ACTIVITY: The answer must restate every entry exactly as it appears.

_ _ _ _ _ _ _

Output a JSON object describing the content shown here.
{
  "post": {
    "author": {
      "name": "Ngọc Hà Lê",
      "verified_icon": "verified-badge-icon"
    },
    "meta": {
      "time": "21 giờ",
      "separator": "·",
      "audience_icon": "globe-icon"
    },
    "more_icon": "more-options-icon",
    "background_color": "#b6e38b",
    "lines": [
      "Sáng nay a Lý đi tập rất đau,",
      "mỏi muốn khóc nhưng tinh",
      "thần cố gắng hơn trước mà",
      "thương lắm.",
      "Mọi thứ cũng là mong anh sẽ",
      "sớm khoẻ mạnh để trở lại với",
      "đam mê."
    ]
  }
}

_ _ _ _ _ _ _

SOLUTION TO THIS EXERCISE:
Output a JSON object describing the content shown here.
{
  "post": {
    "author": {
      "name": "Ngọc Hà Lê",
      "verified_icon": "verified-badge-icon"
    },
    "meta": {
      "time": "21 giờ",
      "separator": "·",
      "audience_icon": "globe-icon"
    },
    "more_icon": "more-options-icon",
    "background_color": "#b6e38b",
    "lines": [
      "Sáng nay a Lý đi tập rất đau,",
      "mỏi muốn khóc nhưng tinh",
      "thần cố gắng hơn trước mà",
      "thương lắm.",
      "Mọi thứ cũng là mong anh sẽ",
      "sớm khoẻ mạnh để trở lại với",
      "đam mê."
    ]
  }
}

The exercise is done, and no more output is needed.